▶ [TASK TO COMPLETE]
The answer must consist of every line from the data that holds "real".
[TASK INPUT]
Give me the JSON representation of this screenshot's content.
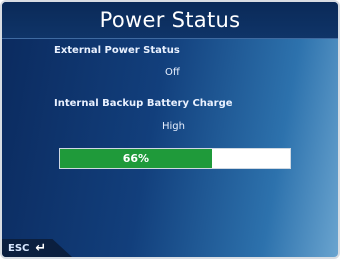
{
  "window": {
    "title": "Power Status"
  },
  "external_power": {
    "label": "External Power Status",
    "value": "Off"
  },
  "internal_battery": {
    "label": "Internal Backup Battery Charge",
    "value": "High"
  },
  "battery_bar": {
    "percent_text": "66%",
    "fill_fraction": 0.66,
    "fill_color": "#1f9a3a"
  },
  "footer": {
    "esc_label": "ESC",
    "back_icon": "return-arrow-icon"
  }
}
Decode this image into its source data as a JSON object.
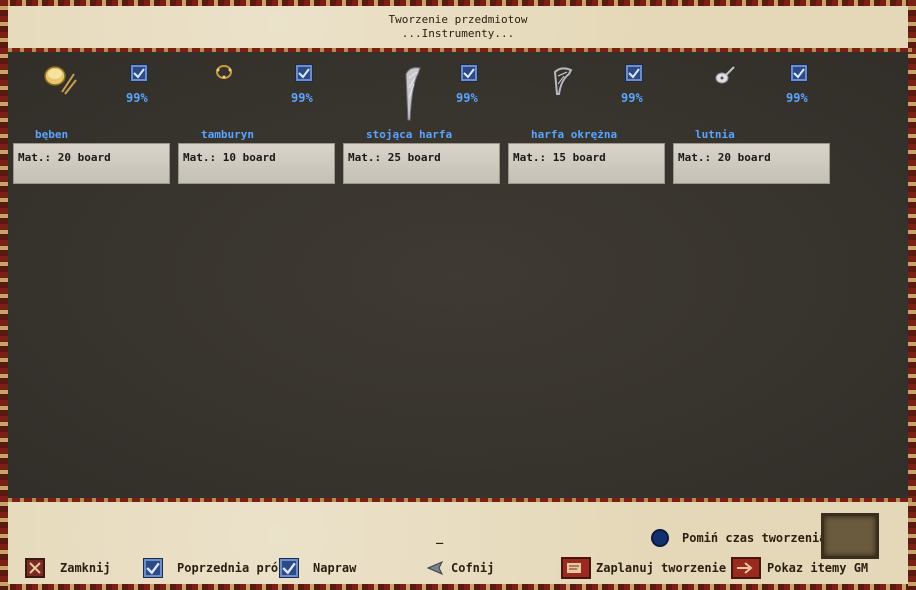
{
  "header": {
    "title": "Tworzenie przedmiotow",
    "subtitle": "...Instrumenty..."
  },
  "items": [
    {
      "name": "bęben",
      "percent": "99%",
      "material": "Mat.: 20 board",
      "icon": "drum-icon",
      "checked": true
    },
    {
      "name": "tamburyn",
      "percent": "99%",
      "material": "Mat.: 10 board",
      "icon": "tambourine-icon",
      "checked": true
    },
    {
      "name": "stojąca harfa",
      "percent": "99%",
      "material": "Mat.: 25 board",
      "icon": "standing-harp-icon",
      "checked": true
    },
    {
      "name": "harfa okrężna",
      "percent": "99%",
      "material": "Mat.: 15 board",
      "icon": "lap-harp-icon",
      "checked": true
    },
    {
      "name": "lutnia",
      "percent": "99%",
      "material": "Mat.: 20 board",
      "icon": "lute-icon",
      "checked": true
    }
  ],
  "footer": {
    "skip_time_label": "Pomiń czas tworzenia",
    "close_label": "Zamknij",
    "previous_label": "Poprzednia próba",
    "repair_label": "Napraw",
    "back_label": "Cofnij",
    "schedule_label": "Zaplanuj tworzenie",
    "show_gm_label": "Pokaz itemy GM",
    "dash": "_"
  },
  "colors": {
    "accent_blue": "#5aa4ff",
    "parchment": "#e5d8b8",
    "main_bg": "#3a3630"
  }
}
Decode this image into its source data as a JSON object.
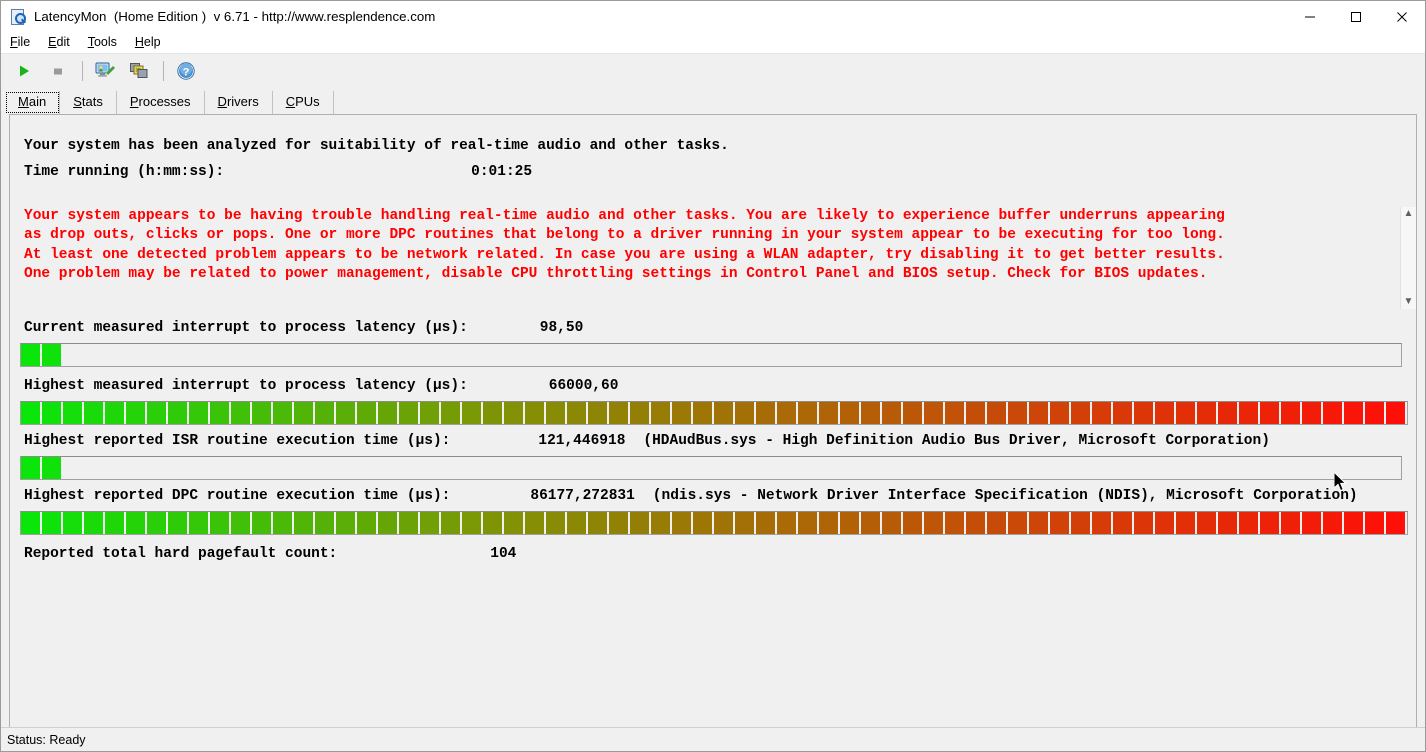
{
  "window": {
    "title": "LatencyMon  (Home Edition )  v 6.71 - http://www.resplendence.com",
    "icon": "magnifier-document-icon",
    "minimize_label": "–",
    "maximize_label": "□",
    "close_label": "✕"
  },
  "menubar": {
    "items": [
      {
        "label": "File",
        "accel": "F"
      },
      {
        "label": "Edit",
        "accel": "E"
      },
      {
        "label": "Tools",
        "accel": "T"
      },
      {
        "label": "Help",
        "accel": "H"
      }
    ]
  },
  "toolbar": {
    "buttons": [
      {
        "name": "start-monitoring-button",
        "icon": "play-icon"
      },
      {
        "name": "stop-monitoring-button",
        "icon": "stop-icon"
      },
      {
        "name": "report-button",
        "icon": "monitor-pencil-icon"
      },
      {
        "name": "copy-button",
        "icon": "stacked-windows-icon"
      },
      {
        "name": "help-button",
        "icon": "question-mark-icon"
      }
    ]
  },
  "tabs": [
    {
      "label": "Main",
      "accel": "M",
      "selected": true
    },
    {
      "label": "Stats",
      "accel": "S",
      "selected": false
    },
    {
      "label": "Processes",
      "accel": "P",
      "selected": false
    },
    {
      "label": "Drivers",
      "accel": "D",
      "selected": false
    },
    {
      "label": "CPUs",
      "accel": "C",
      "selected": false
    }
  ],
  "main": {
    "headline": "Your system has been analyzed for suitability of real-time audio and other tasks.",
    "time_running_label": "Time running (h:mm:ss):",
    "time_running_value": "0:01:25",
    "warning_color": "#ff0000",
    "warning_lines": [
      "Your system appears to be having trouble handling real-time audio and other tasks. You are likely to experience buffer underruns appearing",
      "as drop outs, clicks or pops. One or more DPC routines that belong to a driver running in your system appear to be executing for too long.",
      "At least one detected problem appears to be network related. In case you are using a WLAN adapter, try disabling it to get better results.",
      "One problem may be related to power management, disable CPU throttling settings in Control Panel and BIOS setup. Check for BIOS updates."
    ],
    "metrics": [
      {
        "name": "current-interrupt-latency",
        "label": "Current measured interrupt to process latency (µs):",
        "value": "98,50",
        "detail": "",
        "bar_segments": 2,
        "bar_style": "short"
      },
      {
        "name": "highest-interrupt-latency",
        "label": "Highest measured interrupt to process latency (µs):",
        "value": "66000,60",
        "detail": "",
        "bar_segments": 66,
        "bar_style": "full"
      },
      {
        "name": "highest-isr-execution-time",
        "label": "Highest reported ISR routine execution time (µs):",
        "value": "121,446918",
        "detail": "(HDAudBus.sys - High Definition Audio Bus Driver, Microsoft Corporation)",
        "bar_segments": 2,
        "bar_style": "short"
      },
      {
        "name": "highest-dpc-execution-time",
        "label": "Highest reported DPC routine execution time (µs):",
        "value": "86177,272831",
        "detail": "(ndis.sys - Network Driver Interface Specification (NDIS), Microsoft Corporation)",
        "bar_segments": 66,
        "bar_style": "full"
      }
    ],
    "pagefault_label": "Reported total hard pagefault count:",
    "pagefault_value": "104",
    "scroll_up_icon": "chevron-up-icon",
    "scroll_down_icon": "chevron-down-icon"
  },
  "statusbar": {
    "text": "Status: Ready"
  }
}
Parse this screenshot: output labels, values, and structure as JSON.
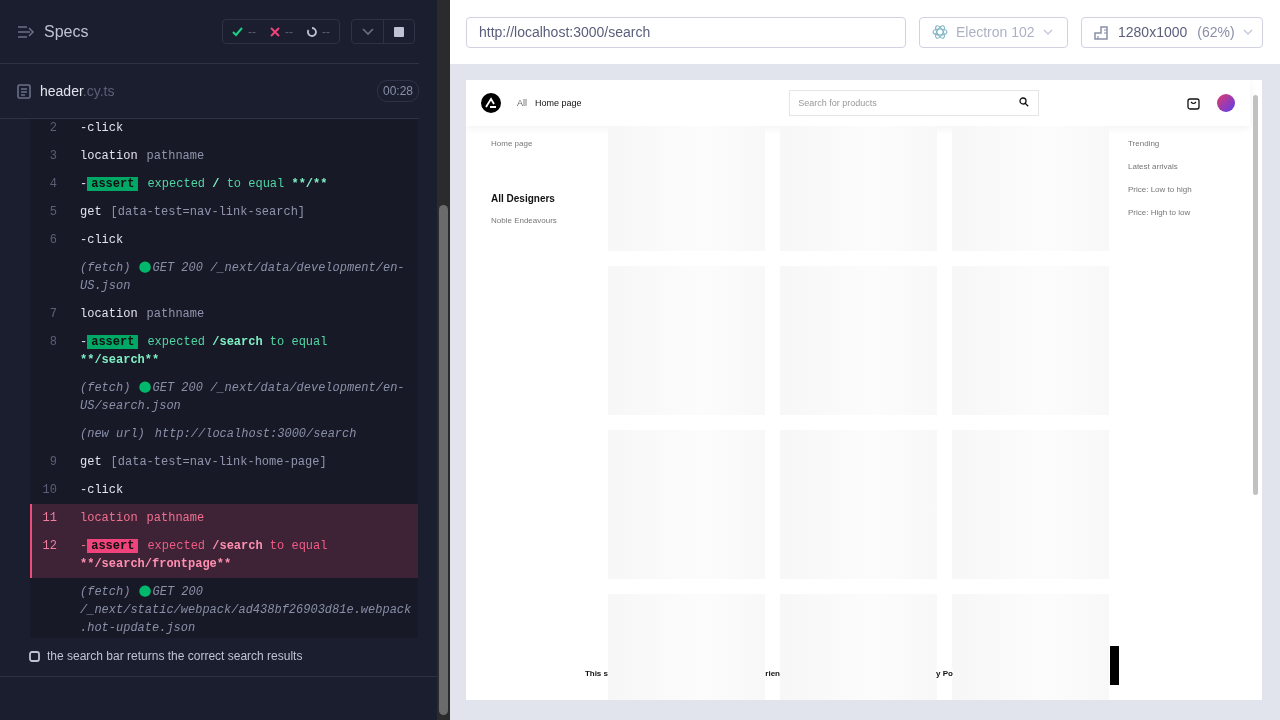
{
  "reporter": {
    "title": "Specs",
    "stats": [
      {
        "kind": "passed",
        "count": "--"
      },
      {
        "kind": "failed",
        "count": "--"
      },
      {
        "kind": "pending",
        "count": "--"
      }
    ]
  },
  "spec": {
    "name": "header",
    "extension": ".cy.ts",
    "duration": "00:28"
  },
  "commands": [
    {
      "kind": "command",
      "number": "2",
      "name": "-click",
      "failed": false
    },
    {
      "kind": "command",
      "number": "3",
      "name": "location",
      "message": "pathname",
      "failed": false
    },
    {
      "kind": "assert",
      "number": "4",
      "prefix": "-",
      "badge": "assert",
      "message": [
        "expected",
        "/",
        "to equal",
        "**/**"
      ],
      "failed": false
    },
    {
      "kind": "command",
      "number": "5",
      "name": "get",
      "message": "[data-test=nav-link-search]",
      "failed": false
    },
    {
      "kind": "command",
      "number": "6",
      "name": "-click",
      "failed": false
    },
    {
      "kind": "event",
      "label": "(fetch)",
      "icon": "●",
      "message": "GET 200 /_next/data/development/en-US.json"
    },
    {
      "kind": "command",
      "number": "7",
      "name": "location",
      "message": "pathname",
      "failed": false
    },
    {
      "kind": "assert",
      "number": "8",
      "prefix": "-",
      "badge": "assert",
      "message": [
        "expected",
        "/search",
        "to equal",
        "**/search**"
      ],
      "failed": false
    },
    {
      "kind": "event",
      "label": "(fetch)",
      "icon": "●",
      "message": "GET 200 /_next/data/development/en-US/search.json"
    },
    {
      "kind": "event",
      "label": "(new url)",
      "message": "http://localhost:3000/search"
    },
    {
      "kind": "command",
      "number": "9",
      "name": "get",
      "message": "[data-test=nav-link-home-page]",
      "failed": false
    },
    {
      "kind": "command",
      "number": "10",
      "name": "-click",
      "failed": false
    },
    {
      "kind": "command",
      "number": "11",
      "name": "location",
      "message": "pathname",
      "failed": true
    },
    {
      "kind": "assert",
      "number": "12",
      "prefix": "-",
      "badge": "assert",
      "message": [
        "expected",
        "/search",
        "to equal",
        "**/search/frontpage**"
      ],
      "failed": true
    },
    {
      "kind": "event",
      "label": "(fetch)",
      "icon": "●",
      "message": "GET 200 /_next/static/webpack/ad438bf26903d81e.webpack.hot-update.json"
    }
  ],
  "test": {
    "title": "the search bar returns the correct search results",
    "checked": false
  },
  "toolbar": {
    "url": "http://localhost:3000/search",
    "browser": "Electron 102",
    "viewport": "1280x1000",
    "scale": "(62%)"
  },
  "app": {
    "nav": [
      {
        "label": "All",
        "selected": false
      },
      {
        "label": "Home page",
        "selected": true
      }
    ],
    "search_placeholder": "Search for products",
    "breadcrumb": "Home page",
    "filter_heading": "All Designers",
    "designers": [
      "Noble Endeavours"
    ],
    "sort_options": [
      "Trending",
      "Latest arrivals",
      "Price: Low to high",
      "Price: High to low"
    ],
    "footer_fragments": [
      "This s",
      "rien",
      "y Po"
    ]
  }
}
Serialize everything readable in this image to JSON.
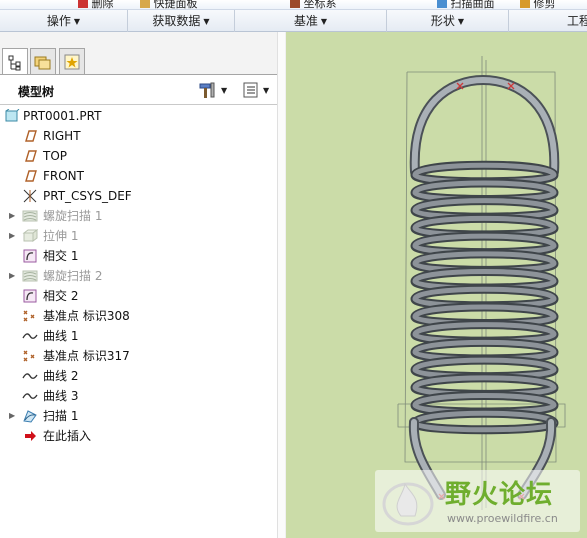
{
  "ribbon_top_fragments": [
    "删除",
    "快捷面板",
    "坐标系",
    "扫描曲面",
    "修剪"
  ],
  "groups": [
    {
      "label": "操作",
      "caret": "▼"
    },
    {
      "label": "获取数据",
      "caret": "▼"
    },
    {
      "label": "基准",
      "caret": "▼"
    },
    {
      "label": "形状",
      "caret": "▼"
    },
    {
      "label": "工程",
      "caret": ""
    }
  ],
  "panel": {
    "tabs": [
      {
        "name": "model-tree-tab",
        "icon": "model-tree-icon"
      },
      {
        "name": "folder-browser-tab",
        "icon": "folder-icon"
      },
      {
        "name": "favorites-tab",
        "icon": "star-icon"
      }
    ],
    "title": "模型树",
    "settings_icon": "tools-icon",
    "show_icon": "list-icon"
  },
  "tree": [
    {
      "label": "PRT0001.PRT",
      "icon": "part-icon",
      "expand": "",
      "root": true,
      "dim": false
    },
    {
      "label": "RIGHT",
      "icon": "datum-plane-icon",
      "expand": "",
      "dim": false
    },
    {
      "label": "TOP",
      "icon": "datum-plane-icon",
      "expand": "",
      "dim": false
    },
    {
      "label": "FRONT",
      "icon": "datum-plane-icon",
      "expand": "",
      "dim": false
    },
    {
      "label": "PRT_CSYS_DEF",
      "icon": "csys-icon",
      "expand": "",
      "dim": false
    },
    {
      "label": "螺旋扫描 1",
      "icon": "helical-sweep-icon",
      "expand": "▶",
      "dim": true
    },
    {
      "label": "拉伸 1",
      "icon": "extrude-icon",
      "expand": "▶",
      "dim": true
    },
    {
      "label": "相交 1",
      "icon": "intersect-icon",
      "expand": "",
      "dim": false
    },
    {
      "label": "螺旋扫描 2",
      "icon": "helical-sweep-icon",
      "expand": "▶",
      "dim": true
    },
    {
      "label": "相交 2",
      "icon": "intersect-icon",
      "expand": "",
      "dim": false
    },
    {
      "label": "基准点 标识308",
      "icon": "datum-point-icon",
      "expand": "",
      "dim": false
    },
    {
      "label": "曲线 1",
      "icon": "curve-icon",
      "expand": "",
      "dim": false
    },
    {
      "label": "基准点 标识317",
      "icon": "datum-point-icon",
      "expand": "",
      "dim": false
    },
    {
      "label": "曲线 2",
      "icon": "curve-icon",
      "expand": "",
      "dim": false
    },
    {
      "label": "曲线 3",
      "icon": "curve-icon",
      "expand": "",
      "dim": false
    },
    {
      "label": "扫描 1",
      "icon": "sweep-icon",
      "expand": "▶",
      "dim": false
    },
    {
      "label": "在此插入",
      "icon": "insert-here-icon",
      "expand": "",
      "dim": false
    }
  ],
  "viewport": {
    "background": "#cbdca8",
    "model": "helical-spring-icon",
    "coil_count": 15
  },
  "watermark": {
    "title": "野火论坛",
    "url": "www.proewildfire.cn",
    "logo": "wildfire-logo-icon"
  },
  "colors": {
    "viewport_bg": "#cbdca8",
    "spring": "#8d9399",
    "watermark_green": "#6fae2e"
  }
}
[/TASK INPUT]
▶ [ANSWER BOX]
    "headline": "Your system has been analyzed for suitability of real-time audio and other tasks.",
      "Your system appears to be having trouble handling real-time audio and other tasks. You are likely to experience buffer underruns appearing",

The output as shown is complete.